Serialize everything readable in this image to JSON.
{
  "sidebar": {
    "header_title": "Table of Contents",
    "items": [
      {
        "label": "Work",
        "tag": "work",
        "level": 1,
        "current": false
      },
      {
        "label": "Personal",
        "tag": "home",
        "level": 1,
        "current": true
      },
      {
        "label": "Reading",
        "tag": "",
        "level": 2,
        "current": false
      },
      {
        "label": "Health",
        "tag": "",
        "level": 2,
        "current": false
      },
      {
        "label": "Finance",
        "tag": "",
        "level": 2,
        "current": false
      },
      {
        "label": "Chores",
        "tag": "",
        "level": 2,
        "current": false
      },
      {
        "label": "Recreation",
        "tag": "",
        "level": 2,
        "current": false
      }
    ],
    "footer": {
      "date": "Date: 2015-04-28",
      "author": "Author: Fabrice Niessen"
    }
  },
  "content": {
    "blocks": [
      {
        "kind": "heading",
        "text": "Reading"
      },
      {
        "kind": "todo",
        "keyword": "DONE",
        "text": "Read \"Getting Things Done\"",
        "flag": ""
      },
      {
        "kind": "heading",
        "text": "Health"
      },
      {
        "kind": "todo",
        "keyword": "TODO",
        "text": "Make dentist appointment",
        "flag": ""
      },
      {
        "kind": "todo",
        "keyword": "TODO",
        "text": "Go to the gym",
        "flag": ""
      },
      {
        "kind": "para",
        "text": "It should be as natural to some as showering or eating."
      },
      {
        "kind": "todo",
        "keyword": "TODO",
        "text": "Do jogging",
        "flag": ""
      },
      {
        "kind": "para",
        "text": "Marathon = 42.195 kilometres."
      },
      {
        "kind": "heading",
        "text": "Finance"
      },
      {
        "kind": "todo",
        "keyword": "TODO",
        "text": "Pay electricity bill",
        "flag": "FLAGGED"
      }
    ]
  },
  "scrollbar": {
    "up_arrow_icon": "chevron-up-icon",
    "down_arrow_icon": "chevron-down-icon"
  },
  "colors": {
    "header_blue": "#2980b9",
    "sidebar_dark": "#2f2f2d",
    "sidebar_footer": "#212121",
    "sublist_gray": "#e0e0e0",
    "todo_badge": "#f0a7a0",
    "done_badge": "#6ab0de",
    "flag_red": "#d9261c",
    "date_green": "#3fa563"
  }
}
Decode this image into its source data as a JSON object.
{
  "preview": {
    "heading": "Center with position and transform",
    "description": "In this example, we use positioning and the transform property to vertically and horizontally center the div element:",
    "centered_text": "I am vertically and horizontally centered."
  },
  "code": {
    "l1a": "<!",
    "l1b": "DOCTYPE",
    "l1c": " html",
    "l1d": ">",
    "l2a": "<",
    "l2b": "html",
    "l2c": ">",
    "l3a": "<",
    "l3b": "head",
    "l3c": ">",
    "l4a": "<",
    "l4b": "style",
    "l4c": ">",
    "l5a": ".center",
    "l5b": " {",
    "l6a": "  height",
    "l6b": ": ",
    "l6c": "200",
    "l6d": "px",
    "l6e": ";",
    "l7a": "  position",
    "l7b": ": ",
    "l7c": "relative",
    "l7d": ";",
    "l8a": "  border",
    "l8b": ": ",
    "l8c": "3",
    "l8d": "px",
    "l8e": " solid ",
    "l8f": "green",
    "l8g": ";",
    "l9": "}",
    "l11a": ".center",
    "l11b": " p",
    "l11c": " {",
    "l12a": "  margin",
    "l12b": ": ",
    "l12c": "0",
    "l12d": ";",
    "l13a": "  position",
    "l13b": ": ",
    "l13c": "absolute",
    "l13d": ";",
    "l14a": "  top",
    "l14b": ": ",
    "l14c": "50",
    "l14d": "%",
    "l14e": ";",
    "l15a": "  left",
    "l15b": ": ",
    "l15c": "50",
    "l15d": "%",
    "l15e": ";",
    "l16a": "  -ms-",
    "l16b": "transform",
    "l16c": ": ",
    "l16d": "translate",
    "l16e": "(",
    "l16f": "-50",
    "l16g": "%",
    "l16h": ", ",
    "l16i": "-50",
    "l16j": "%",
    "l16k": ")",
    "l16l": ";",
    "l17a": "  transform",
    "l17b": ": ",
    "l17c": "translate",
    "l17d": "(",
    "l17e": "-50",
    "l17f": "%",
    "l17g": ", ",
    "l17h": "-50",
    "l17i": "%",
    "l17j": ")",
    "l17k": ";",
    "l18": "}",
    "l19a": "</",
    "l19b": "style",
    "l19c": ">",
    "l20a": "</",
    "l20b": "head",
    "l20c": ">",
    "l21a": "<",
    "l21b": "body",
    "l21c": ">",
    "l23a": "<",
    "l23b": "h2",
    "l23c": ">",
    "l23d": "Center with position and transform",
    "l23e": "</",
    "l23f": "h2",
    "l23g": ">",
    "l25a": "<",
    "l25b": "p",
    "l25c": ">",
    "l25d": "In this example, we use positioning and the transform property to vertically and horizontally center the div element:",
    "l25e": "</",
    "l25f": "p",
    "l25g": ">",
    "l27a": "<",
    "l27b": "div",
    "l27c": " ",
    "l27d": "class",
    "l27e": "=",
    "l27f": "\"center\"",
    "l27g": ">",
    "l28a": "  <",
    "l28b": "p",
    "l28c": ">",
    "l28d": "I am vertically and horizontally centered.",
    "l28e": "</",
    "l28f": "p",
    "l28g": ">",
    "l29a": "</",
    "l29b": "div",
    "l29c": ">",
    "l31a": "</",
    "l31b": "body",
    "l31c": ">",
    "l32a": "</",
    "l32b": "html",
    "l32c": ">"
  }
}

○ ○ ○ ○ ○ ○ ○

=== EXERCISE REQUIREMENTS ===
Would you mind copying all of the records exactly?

=== PROBLEM SOLUTION ===
Serialize everything readable in this image to JSON.
{
  "sidebar": {
    "header_title": "Table of Contents",
    "items": [
      {
        "label": "Work",
        "tag": "work",
        "level": 1,
        "current": false
      },
      {
        "label": "Personal",
        "tag": "home",
        "level": 1,
        "current": true
      },
      {
        "label": "Reading",
        "tag": "",
        "level": 2,
        "current": false
      },
      {
        "label": "Health",
        "tag": "",
        "level": 2,
        "current": false
      },
      {
        "label": "Finance",
        "tag": "",
        "level": 2,
        "current": false
      },
      {
        "label": "Chores",
        "tag": "",
        "level": 2,
        "current": false
      },
      {
        "label": "Recreation",
        "tag": "",
        "level": 2,
        "current": false
      }
    ],
    "footer": {
      "date": "Date: 2015-04-28",
      "author": "Author: Fabrice Niessen"
    }
  },
  "content": {
    "blocks": [
      {
        "kind": "heading",
        "text": "Reading"
      },
      {
        "kind": "todo",
        "keyword": "DONE",
        "text": "Read \"Getting Things Done\"",
        "flag": ""
      },
      {
        "kind": "heading",
        "text": "Health"
      },
      {
        "kind": "todo",
        "keyword": "TODO",
        "text": "Make dentist appointment",
        "flag": ""
      },
      {
        "kind": "todo",
        "keyword": "TODO",
        "text": "Go to the gym",
        "flag": ""
      },
      {
        "kind": "para",
        "text": "It should be as natural to some as showering or eating."
      },
      {
        "kind": "todo",
        "keyword": "TODO",
        "text": "Do jogging",
        "flag": ""
      },
      {
        "kind": "para",
        "text": "Marathon = 42.195 kilometres."
      },
      {
        "kind": "heading",
        "text": "Finance"
      },
      {
        "kind": "todo",
        "keyword": "TODO",
        "text": "Pay electricity bill",
        "flag": "FLAGGED"
      }
    ]
  },
  "scrollbar": {
    "up_arrow_icon": "chevron-up-icon",
    "down_arrow_icon": "chevron-down-icon"
  },
  "colors": {
    "header_blue": "#2980b9",
    "sidebar_dark": "#2f2f2d",
    "sidebar_footer": "#212121",
    "sublist_gray": "#e0e0e0",
    "todo_badge": "#f0a7a0",
    "done_badge": "#6ab0de",
    "flag_red": "#d9261c",
    "date_green": "#3fa563"
  }
}
Decode this image into its source data as a JSON object.
{
  "preview": {
    "heading": "Center with position and transform",
    "description": "In this example, we use positioning and the transform property to vertically and horizontally center the div element:",
    "centered_text": "I am vertically and horizontally centered."
  },
  "code": {
    "l1a": "<!",
    "l1b": "DOCTYPE",
    "l1c": " html",
    "l1d": ">",
    "l2a": "<",
    "l2b": "html",
    "l2c": ">",
    "l3a": "<",
    "l3b": "head",
    "l3c": ">",
    "l4a": "<",
    "l4b": "style",
    "l4c": ">",
    "l5a": ".center",
    "l5b": " {",
    "l6a": "  height",
    "l6b": ": ",
    "l6c": "200",
    "l6d": "px",
    "l6e": ";",
    "l7a": "  position",
    "l7b": ": ",
    "l7c": "relative",
    "l7d": ";",
    "l8a": "  border",
    "l8b": ": ",
    "l8c": "3",
    "l8d": "px",
    "l8e": " solid ",
    "l8f": "green",
    "l8g": ";",
    "l9": "}",
    "l11a": ".center",
    "l11b": " p",
    "l11c": " {",
    "l12a": "  margin",
    "l12b": ": ",
    "l12c": "0",
    "l12d": ";",
    "l13a": "  position",
    "l13b": ": ",
    "l13c": "absolute",
    "l13d": ";",
    "l14a": "  top",
    "l14b": ": ",
    "l14c": "50",
    "l14d": "%",
    "l14e": ";",
    "l15a": "  left",
    "l15b": ": ",
    "l15c": "50",
    "l15d": "%",
    "l15e": ";",
    "l16a": "  -ms-",
    "l16b": "transform",
    "l16c": ": ",
    "l16d": "translate",
    "l16e": "(",
    "l16f": "-50",
    "l16g": "%",
    "l16h": ", ",
    "l16i": "-50",
    "l16j": "%",
    "l16k": ")",
    "l16l": ";",
    "l17a": "  transform",
    "l17b": ": ",
    "l17c": "translate",
    "l17d": "(",
    "l17e": "-50",
    "l17f": "%",
    "l17g": ", ",
    "l17h": "-50",
    "l17i": "%",
    "l17j": ")",
    "l17k": ";",
    "l18": "}",
    "l19a": "</",
    "l19b": "style",
    "l19c": ">",
    "l20a": "</",
    "l20b": "head",
    "l20c": ">",
    "l21a": "<",
    "l21b": "body",
    "l21c": ">",
    "l23a": "<",
    "l23b": "h2",
    "l23c": ">",
    "l23d": "Center with position and transform",
    "l23e": "</",
    "l23f": "h2",
    "l23g": ">",
    "l25a": "<",
    "l25b": "p",
    "l25c": ">",
    "l25d": "In this example, we use positioning and the transform property to vertically and horizontally center the div element:",
    "l25e": "</",
    "l25f": "p",
    "l25g": ">",
    "l27a": "<",
    "l27b": "div",
    "l27c": " ",
    "l27d": "class",
    "l27e": "=",
    "l27f": "\"center\"",
    "l27g": ">",
    "l28a": "  <",
    "l28b": "p",
    "l28c": ">",
    "l28d": "I am vertically and horizontally centered.",
    "l28e": "</",
    "l28f": "p",
    "l28g": ">",
    "l29a": "</",
    "l29b": "div",
    "l29c": ">",
    "l31a": "</",
    "l31b": "body",
    "l31c": ">",
    "l32a": "</",
    "l32b": "html",
    "l32c": ">"
  }
}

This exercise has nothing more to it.